Title IX prohibits sexual discrimination in all federally funded programs and allows more women to participate in male-dominated activities. The law has had a huge role in expanding opportunities for women in not just the sports arena, but, less often recognized, in women’s access to educational and job training opportunities – where they remain underrepresented.

Under Title IX, programs that receive federal funding are prohibited from discriminating against students on the basis of sex and federal grants even require schools to take proactive steps to ensure women and girls have equal access to educational resources. The law applies to K-12 educational opportunities as well as postsecondary education. One example from the National Coalition for Women and Girls in Education’s Title IX at 40 report describes the breadth of Title IX protections, even beyond sexual harassment, pregnancy, and athletics. “[I]f the use of a counseling test or other instrument results in a substantial underrepresentation of women in STEM courses, the school must take action to ensure that such disproportion is not the result of discrimination in the instrument, its application, or counseling practices in order to be in compliance with Title IX.”

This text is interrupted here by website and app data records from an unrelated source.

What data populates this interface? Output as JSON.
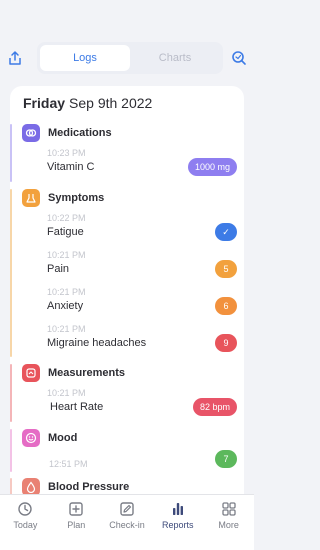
{
  "colors": {
    "accent": "#3d7be6",
    "medications": "#7a6be6",
    "symptoms": "#f2a13d",
    "measurements": "#e8545b",
    "mood": "#e56cc5",
    "blood_pressure": "#e98173"
  },
  "header": {
    "tabs": [
      {
        "label": "Logs",
        "active": true
      },
      {
        "label": "Charts",
        "active": false
      }
    ],
    "share_icon": "share-icon",
    "search_icon": "search-icon"
  },
  "log": {
    "day": "Friday",
    "date": "Sep 9th 2022",
    "sections": {
      "medications": {
        "title": "Medications",
        "icon": "pill-icon",
        "entries": [
          {
            "time": "10:23 PM",
            "label": "Vitamin C",
            "badge": "1000 mg",
            "badge_color": "#8e7ef0"
          }
        ]
      },
      "symptoms": {
        "title": "Symptoms",
        "icon": "symptom-icon",
        "entries": [
          {
            "time": "10:22 PM",
            "label": "Fatigue",
            "badge": "✓",
            "badge_color": "#3d7be6"
          },
          {
            "time": "10:21 PM",
            "label": "Pain",
            "badge": "5",
            "badge_color": "#f2a13d"
          },
          {
            "time": "10:21 PM",
            "label": "Anxiety",
            "badge": "6",
            "badge_color": "#f2913d"
          },
          {
            "time": "10:21 PM",
            "label": "Migraine headaches",
            "badge": "9",
            "badge_color": "#e8545b"
          }
        ]
      },
      "measurements": {
        "title": "Measurements",
        "icon": "measurement-icon",
        "entries": [
          {
            "time": "10:21 PM",
            "label": "Heart Rate",
            "badge": "82 bpm",
            "badge_color": "#e85468"
          }
        ]
      },
      "mood": {
        "title": "Mood",
        "icon": "smiley-icon",
        "entries": [
          {
            "time": "12:51 PM",
            "label": "",
            "badge": "7",
            "badge_color": "#5cb85c"
          }
        ]
      },
      "blood_pressure": {
        "title": "Blood Pressure",
        "icon": "blood-drop-icon"
      }
    }
  },
  "tabbar": {
    "items": [
      {
        "label": "Today",
        "icon": "clock-icon",
        "active": false
      },
      {
        "label": "Plan",
        "icon": "plus-square-icon",
        "active": false
      },
      {
        "label": "Check-in",
        "icon": "edit-icon",
        "active": false
      },
      {
        "label": "Reports",
        "icon": "bar-chart-icon",
        "active": true
      },
      {
        "label": "More",
        "icon": "grid-icon",
        "active": false
      }
    ]
  }
}
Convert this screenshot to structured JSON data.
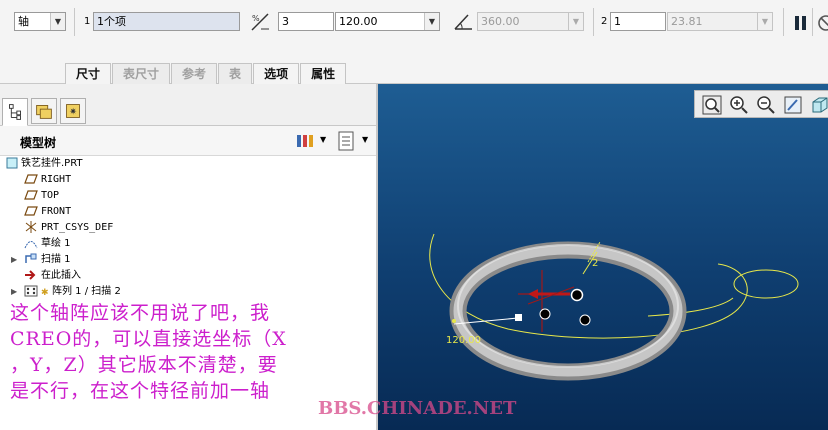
{
  "dashboard": {
    "type_select": "轴",
    "ref_count": "1",
    "ref_value": "1个项",
    "num_value": "3",
    "spacing_value": "120.00",
    "angle_value": "360.00",
    "dir2_count": "2",
    "dir2_num": "1",
    "dir2_spacing": "23.81"
  },
  "tabs": [
    "尺寸",
    "表尺寸",
    "参考",
    "表",
    "选项",
    "属性"
  ],
  "tabs_active": [
    "尺寸",
    "选项",
    "属性"
  ],
  "model_tree": {
    "title": "模型树",
    "items": [
      {
        "label": "铁艺挂件.PRT",
        "icon": "part-icon"
      },
      {
        "label": "RIGHT",
        "icon": "datum-plane-icon"
      },
      {
        "label": "TOP",
        "icon": "datum-plane-icon"
      },
      {
        "label": "FRONT",
        "icon": "datum-plane-icon"
      },
      {
        "label": "PRT_CSYS_DEF",
        "icon": "csys-icon"
      },
      {
        "label": "草绘 1",
        "icon": "sketch-icon"
      },
      {
        "label": "扫描 1",
        "icon": "sweep-icon"
      },
      {
        "label": "在此插入",
        "icon": "insert-arrow-icon"
      },
      {
        "label": "阵列 1 / 扫描 2",
        "icon": "pattern-icon"
      }
    ]
  },
  "viewport": {
    "dim_label": "120.00",
    "axis_label": "2"
  },
  "note_lines": [
    "这个轴阵应该不用说了吧，我",
    "CREO的，可以直接选坐标（X",
    "，Y，Z）其它版本不清楚，要",
    "是不行，在这个特径前加一轴"
  ],
  "watermark": "BBS.CHINADE.NET",
  "colors": {
    "viewport_top": "#1e5d93",
    "viewport_bottom": "#072a54",
    "annotation": "#cc1fcc",
    "curve": "#e8e84a"
  }
}
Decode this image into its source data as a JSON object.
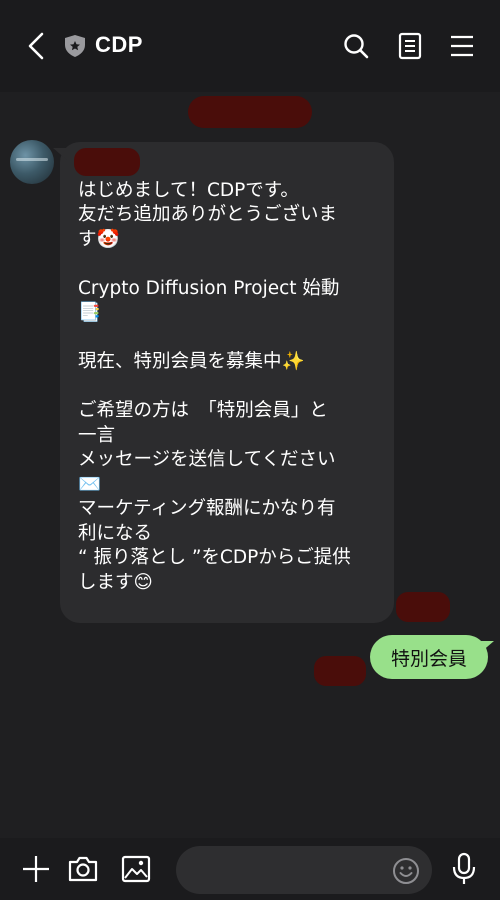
{
  "header": {
    "title": "CDP",
    "icons": [
      "back-arrow-icon",
      "shield-icon",
      "search-icon",
      "notes-icon",
      "menu-icon"
    ]
  },
  "chat": {
    "received_message": "  さん\nはじめまして！CDPです。\n友だち追加ありがとうございま\nす🤡\n\nCrypto Diffusion Project 始動\n📑\n\n現在、特別会員を募集中✨\n\nご希望の方は　「特別会員」と\n一言\nメッセージを送信してください\n✉️\nマーケティング報酬にかなり有\n利になる\n“ 振り落とし ”をCDPからご提供\nします😊",
    "sent_message": "特別会員"
  },
  "composer": {
    "input_value": "",
    "icons": [
      "plus-icon",
      "camera-icon",
      "image-icon",
      "emoji-icon",
      "microphone-icon"
    ]
  },
  "colors": {
    "background": "#1f1f21",
    "bubble_received": "#2c2c2e",
    "bubble_sent": "#98e08a",
    "redaction": "#4a0d0a"
  }
}
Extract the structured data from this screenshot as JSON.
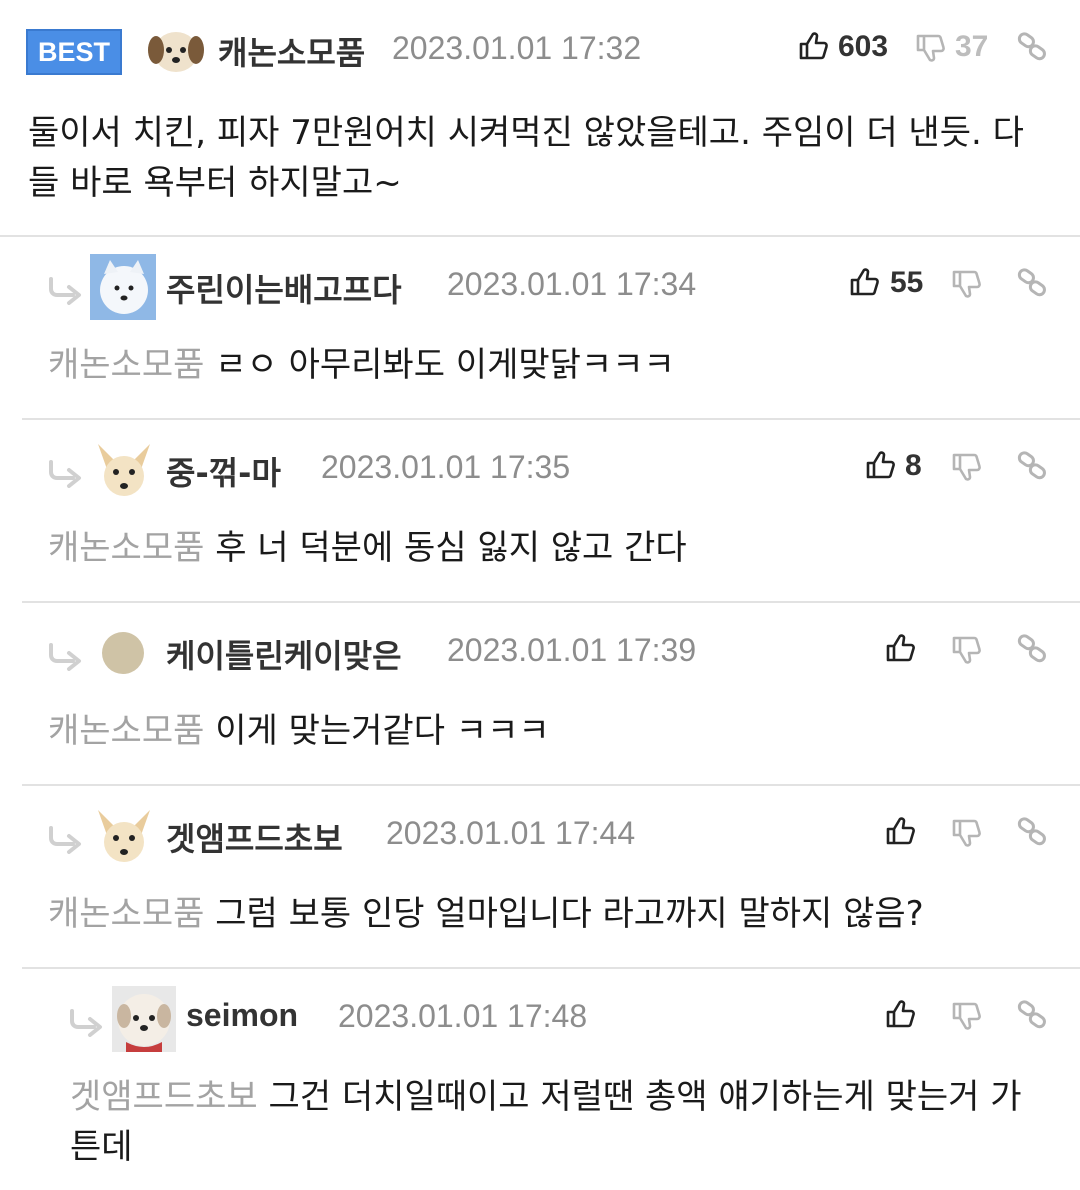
{
  "best_comment": {
    "badge": "BEST",
    "nickname": "캐논소모품",
    "date": "2023.01.01 17:32",
    "likes": "603",
    "dislikes": "37",
    "text_line1": "둘이서 치킨, 피자 7만원어치 시켜먹진 않았을테고. 주임이 더 낸듯. 다",
    "text_line2": "들 바로 욕부터 하지말고~"
  },
  "replies": [
    {
      "nickname": "주린이는배고프다",
      "date": "2023.01.01 17:34",
      "likes": "55",
      "quote": "캐논소모품",
      "text": "ㄹㅇ 아무리봐도 이게맞닭ㅋㅋㅋ",
      "avatar": "white-dog-avatar"
    },
    {
      "nickname": "중-꺾-마",
      "date": "2023.01.01 17:35",
      "likes": "8",
      "quote": "캐논소모품",
      "text": "후 너 덕분에 동심 잃지 않고 간다",
      "avatar": "chihuahua-avatar"
    },
    {
      "nickname": "케이틀린케이맞은",
      "date": "2023.01.01 17:39",
      "likes": "",
      "quote": "캐논소모품",
      "text": "이게 맞는거같다 ㅋㅋㅋ",
      "avatar": "beige-circle-avatar"
    },
    {
      "nickname": "겟앰프드초보",
      "date": "2023.01.01 17:44",
      "likes": "",
      "quote": "캐논소모품",
      "text": "그럼 보통 인당 얼마입니다 라고까지 말하지 않음?",
      "avatar": "chihuahua-avatar"
    },
    {
      "nickname": "seimon",
      "date": "2023.01.01 17:48",
      "likes": "",
      "quote": "겟앰프드초보",
      "text_line1": "그건 더치일때이고 저럴땐 총액 얘기하는게 맞는거 가",
      "text_line2": "튼데",
      "avatar": "red-dog-avatar"
    }
  ],
  "icons": {
    "like": "thumbs-up-icon",
    "dislike": "thumbs-down-icon",
    "link": "link-icon",
    "reply": "reply-arrow-icon"
  },
  "colors": {
    "badge": "#4a8ee6",
    "date": "#8d8d8d",
    "quote": "#a3a3a3"
  }
}
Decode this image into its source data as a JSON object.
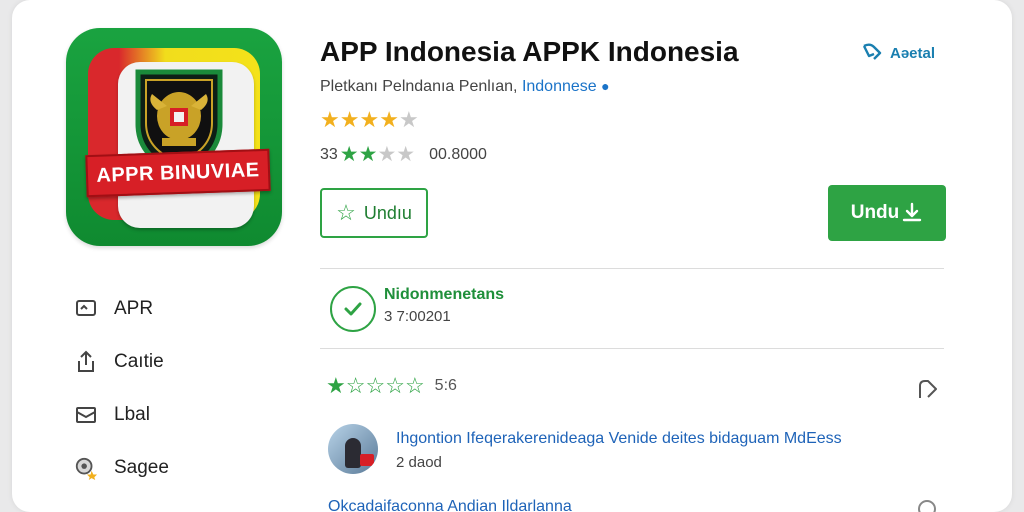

In STEM fields, the percentage of female workers is actually declining; WOW’s fact sheet on Women in Technology reports not only on this unequal gender representation, but on their difference in pay; technology occupations with the highest percent female have the lowest earnings. Women face many obstacles in not just getting degrees in these fields, but also in their integration and retention into these male-dominated jobs. Barriers include lack of mentors, role models, and gender and cultural support. This lack of support can account for the large percentage of women who graduate with STEM degrees, but then find themselves unable to continue with STEM as a career and emphasizes the importance of Title IX in expanding women’s access to and success in these jobs.


Beyond STEM, early education and exposure to career and technical education (CTE) and non-traditional jobs, such as trades, opens the door for high-paying and rewarding careers; careers where women have also seen societal and systematic barriers to entry. CTE is offered in middle and high schools, career and technical centers, and other postsecondary institutions to increase the total pool of skilled workers. Traditionally, women have been clustered in retail sales, services, and clerical positions, all of which have a medium pay far below male-dominated jobs.

NCWGE Women Earnings

According to a report done by the National Coalition for Women and Girls in Education (NCWGE), a traditionally female job, such as an administrative assistant, makes an average wage of $32,000 per year, while working as a surveying technician (a non-traditional job for women), makes an average of $63,000. It is important to note that Title IX has also helped men gain access fast-growing non-traditional jobs as well, such as nursing.

In fact, Title IX is responsible for ending the practice of boys being funneled into shop and woodworking classes while girls took home economics. The law made it illegal for educational institutions to direct students into coursework by gender and required schools to, like STEM education, ensure the disproportionate representation in courses was not caused by discriminatory practices.

Although early education and access to these occupations can make great strides towards closing the wage gap, failures in implementation and enforcement undermine its effectiveness. Tracking of this data, incentives for increasing women’s participation in nontraditional occupations, and resources for effective recruitment, such as WOW’s Pink-to-Green Toolkit are all essential for equal access to CTE.

The United States Women’s National Team is a symbol for the continuous push for equal representation and equal treatment in the athletic and academic worlds. They are paving the way for a wider cultural acceptance of women in a traditionally male role, and soccer is one of the many avenues where women are not only able to dominate, but dominate on a global level.